James Corrigan in the Telegraph notes the making of a perfect setup.

The scene is set up perfectly. Spieth and McIlroy hold the four majors between them going into the event and that has not happened since 1972 with Jack ­Nicklaus and Lee Trevino. On that occasion, Trevino denied Nicklaus the treble by a shot. Spieth is determined to avoid the same fate.

Kevin Garside in the Independent:

He could not have imagined then as a 17-year-old boy that he would return as a history-maker at the centre of what might yet be the greatest golfing story ever told. Even Rory McIlroy is starting to look passé at 26. Woods, who’s he?

Francesa Rant Fox's U.S. Open Telecast: “They’re in kindergarten. The other guys are in graduate school.”

While collecting a few thoughts on Fox Sport's golf debut, it's clear there is not enough time to go through all of the issues.

But Mike Francesa's rant about sums things up on the telecast side of things for me, particularly his fuming about the split screen of Jason Day walking as Rory McIlroy was making a huge charge. I'm not sure if they were hoping to see if Day could survive the walk from 3 to 4, or maybe a button was stuck in the truck, but it was a low point of the day right after the missing blimp views of shots at 18 or the lack of a Jordan Spieth cam in scoring as he watched Dustin Johnson's tournament winning three-putt.

Here's Francesa:

Instant Poll: Your Overall Sense Of The 2015 U.S. Open?

Insulated here at Chambers Bay and mostly looking to Twitter for feedback, it's tricky to evalute a tournament week and easy to merely declare it a success because it ended on Sunday night with a great winner.

Still, let's keep it simple: your overall sense of the 2015 U.S. Open week. (We'll talk TV and the future for Chambers Bay later as I have some opinions on those fronts.)

So vote and comment away...

Your Overall Sense Of The 2015 U.S. Open? free polls

Broccoli Or Cauliflower Greens, Par 4 or Par 5, The 2015 U.S. Open Final Round At Chambers Bay Should Be A Dandy

A four-way tie heading into the final round should be enticement enough to park yourself in front of the screen Sunday. Then throw in the wacky Chambers Bay and it's hard to rule out even the +1's.

Is the course close to going over the top? I believe it's close, but I also believe they won't lose control because the weather forecast of high 70s and bright sunshine will be taken into account by the USGA. I covered this and some of the player comments about the course at, including Rory re-positioning the Chambers greens on the vegetable spectrum. And regarding the poa issue, here were some thoughts from Golf World reminding that this is a west coast U.S. Open tradition.

And then there is the 18th hole.

Jordan Spieth may just play up the first fairway, depending on wind and his place on the leaderboard as we note at The USGA has always love converting par-5s to 4s and playing to a par of 70. This week the first/eighteenth hole interchangeability hasn't been a big deal because 70 was maintained as the par and because we haven't seen a second day of the par-4 version of the 18th. I fear this will be another Oakland Hills in the par-5-to-4 division, and we all know how that worked out in 1996.

And Steve DiMeglio filed this on Sergio's criticisms of the course.

"Why do they do this to the course?" Garcia told USA TODAY Sports after shooting 70-75-70, adding that only the British Open carries more weight in his soul. "This is a great championship with great history.
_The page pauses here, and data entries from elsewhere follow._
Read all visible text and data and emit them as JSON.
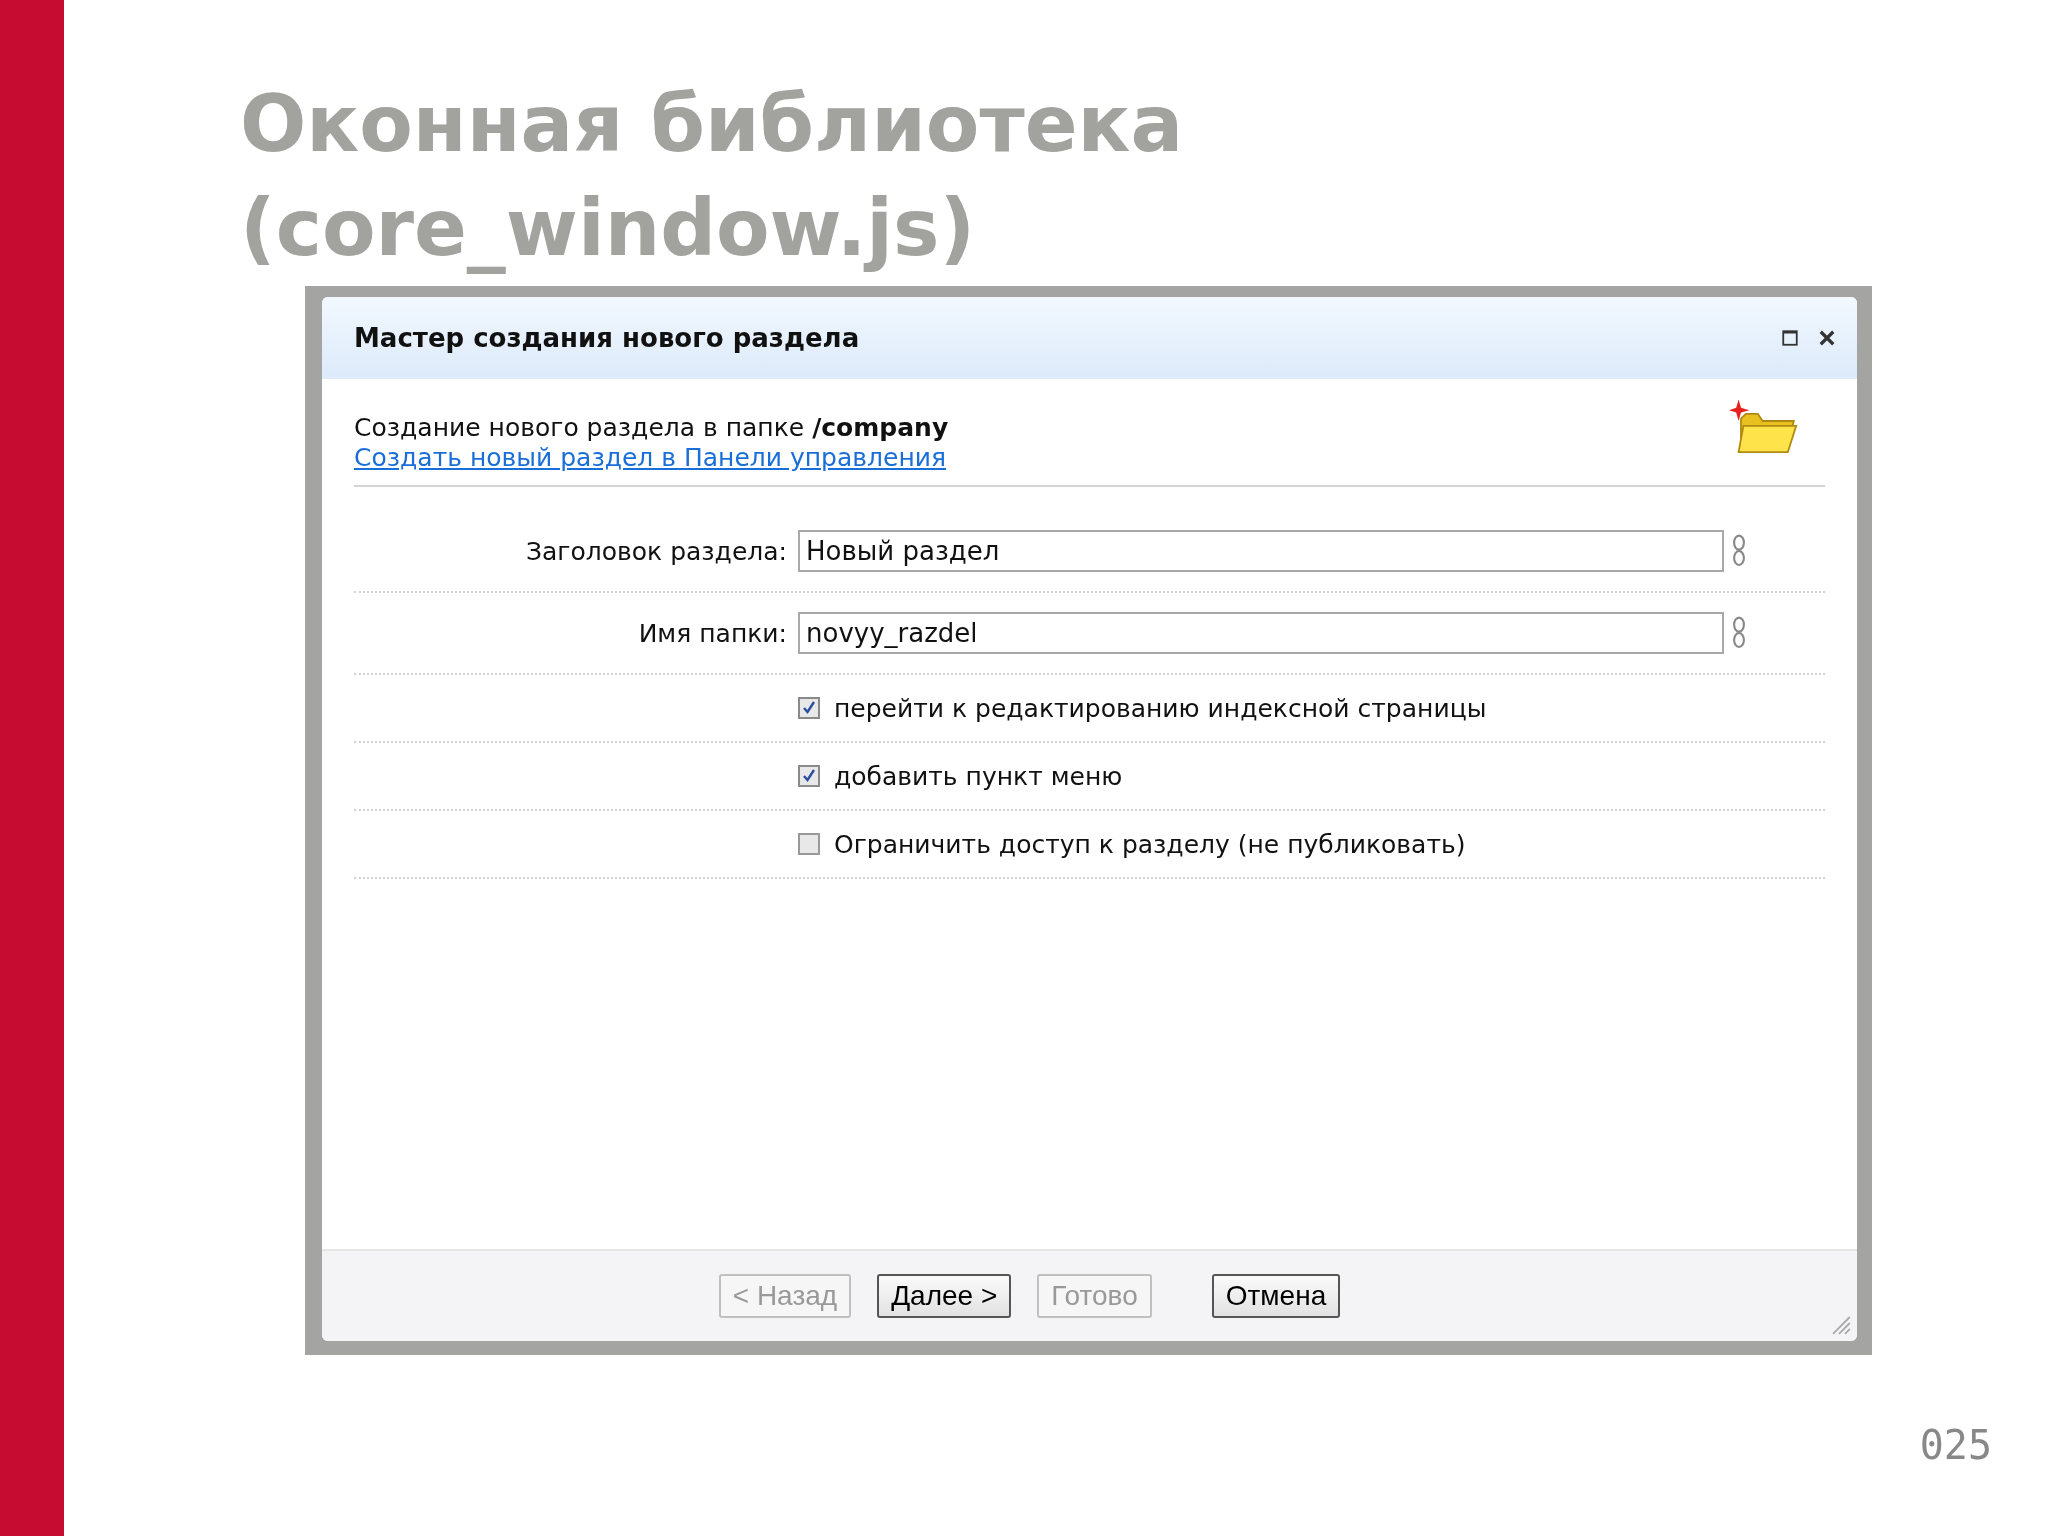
{
  "slide": {
    "title_lines": [
      "Оконная библиотека",
      "(core_window.js)"
    ],
    "page_number": "025"
  },
  "dialog": {
    "title": "Мастер создания нового раздела",
    "intro": "Создание нового раздела в папке **/company**",
    "link": "Создать новый раздел в Панели управления",
    "fields": [
      {
        "label": "Заголовок раздела:",
        "value": "Новый раздел"
      },
      {
        "label": "Имя папки:",
        "value": "novyy_razdel"
      }
    ],
    "options": [
      {
        "label": "перейти к редактированию индексной страницы",
        "checked": true
      },
      {
        "label": "добавить пункт меню",
        "checked": true
      },
      {
        "label": "Ограничить доступ к разделу (не публиковать)",
        "checked": false
      }
    ],
    "buttons": [
      {
        "label": "< Назад",
        "disabled": true
      },
      {
        "label": "Далее >",
        "disabled": false
      },
      {
        "label": "Готово",
        "disabled": true
      },
      {
        "label": "Отмена",
        "disabled": false
      }
    ]
  }
}
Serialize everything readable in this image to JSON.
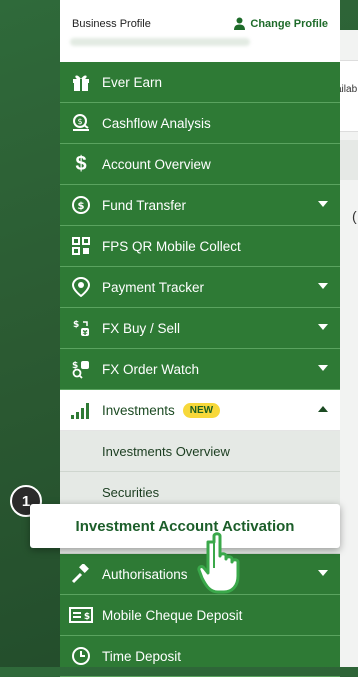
{
  "background": {
    "partial_text": "ailab",
    "mark": "("
  },
  "profile": {
    "label": "Business Profile",
    "change_label": "Change Profile"
  },
  "menu": [
    {
      "id": "ever-earn",
      "label": "Ever Earn",
      "icon": "gift-icon"
    },
    {
      "id": "cashflow",
      "label": "Cashflow Analysis",
      "icon": "magnifier-coin-icon"
    },
    {
      "id": "account-overview",
      "label": "Account Overview",
      "icon": "dollar-icon"
    },
    {
      "id": "fund-transfer",
      "label": "Fund Transfer",
      "icon": "transfer-icon"
    },
    {
      "id": "fps",
      "label": "FPS QR Mobile Collect",
      "icon": "qr-icon"
    },
    {
      "id": "payment-tracker",
      "label": "Payment Tracker",
      "icon": "location-pin-icon"
    },
    {
      "id": "fx-buy-sell",
      "label": "FX Buy / Sell",
      "icon": "currency-exchange-icon"
    },
    {
      "id": "fx-order-watch",
      "label": "FX Order Watch",
      "icon": "currency-search-icon"
    }
  ],
  "investments": {
    "label": "Investments",
    "badge": "NEW",
    "icon": "signal-bars-icon",
    "sub": [
      "Investments Overview",
      "Securities"
    ]
  },
  "highlight": {
    "step": "1",
    "label": "Investment Account Activation"
  },
  "menu_bottom": [
    {
      "id": "authorisations",
      "label": "Authorisations",
      "icon": "gavel-icon"
    },
    {
      "id": "cheque",
      "label": "Mobile Cheque Deposit",
      "icon": "cheque-icon"
    },
    {
      "id": "time-deposit",
      "label": "Time Deposit",
      "icon": "clock-icon"
    }
  ],
  "colors": {
    "brand_green": "#2e7a35",
    "badge_yellow": "#f7d83a"
  }
}
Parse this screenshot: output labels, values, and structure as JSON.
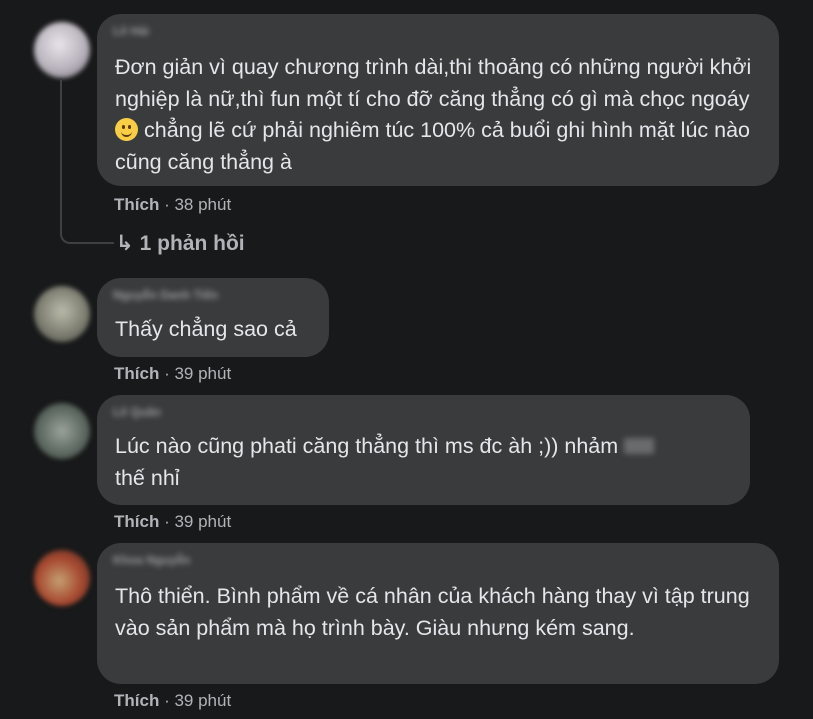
{
  "comments": [
    {
      "name": "Lê Hải",
      "text": "Đơn giản vì quay chương trình dài,thi thoảng có những người khởi nghiệp là nữ,thì fun một tí cho đỡ căng thẳng có gì mà chọc ngoáy",
      "text_after_emoji": "chẳng lẽ cứ phải nghiêm túc 100% cả buổi ghi hình mặt lúc nào cũng căng thẳng à",
      "like": "Thích",
      "time": "· 38 phút",
      "avatar_color": "#c9c6cc"
    },
    {
      "name": "Nguyễn Danh Tiến",
      "text": "Thấy chẳng sao cả",
      "like": "Thích",
      "time": "· 39 phút",
      "avatar_color": "#8d8f84"
    },
    {
      "name": "Lê Quân",
      "text": "Lúc nào cũng phati căng thẳng thì ms đc àh ;)) nhảm",
      "text_tail": "thế nhỉ",
      "like": "Thích",
      "time": "· 39 phút",
      "avatar_color": "#6f7a72"
    },
    {
      "name": "Khoa Nguyễn",
      "text": "Thô thiển. Bình phẩm về cá nhân của khách hàng thay vì tập trung vào sản phẩm mà họ trình bày. Giàu nhưng kém sang.",
      "like": "Thích",
      "time": "· 39 phút",
      "avatar_color": "#a84a32"
    }
  ],
  "reply_link": {
    "arrow": "↳",
    "label": "1 phản hồi"
  },
  "icons": {
    "emoji": "slightly-smiling-face-icon",
    "reply_arrow": "reply-arrow-icon"
  }
}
The U.S. Open deserves so much better than this. It hurts to see what they have done to the course. These greens, come on, let's be honest, you can't say they are good. It's just not right."